### Your goal
The lines from the one with "Give me the" through the last line below are to be copied exactly; no other lines are to be returned.

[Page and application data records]
####################

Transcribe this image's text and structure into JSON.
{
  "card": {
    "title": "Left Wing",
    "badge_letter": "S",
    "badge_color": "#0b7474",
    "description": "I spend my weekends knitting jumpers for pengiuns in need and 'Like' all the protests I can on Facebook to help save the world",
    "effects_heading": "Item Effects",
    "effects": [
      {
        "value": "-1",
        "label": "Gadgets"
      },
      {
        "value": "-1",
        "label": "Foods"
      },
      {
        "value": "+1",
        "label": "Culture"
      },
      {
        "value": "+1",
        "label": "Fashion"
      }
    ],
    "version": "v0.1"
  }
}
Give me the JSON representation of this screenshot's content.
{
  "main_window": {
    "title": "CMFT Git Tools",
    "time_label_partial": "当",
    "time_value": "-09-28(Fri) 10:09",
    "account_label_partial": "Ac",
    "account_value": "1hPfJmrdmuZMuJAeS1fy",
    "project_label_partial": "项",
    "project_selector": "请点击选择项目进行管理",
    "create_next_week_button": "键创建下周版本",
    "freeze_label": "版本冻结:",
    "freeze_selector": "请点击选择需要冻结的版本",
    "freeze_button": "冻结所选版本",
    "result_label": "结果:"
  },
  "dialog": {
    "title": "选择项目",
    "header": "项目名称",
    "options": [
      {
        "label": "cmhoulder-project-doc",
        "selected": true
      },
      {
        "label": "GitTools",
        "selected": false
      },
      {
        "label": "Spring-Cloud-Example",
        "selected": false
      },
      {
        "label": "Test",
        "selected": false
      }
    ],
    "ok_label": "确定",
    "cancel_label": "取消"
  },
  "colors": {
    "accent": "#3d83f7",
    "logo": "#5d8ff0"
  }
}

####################

### Worked solution
Give me the JSON representation of this screenshot's content.
{
  "main_window": {
    "title": "CMFT Git Tools",
    "time_label_partial": "当",
    "time_value": "-09-28(Fri) 10:09",
    "account_label_partial": "Ac",
    "account_value": "1hPfJmrdmuZMuJAeS1fy",
    "project_label_partial": "项",
    "project_selector": "请点击选择项目进行管理",
    "create_next_week_button": "键创建下周版本",
    "freeze_label": "版本冻结:",
    "freeze_selector": "请点击选择需要冻结的版本",
    "freeze_button": "冻结所选版本",
    "result_label": "结果:"
  },
  "dialog": {
    "title": "选择项目",
    "header": "项目名称",
    "options": [
      {
        "label": "cmhoulder-project-doc",
        "selected": true
      },
      {
        "label": "GitTools",
        "selected": false
      },
      {
        "label": "Spring-Cloud-Example",
        "selected": false
      },
      {
        "label": "Test",
        "selected": false
      }
    ],
    "ok_label": "确定",
    "cancel_label": "取消"
  },
  "colors": {
    "accent": "#3d83f7",
    "logo": "#5d8ff0"
  }
}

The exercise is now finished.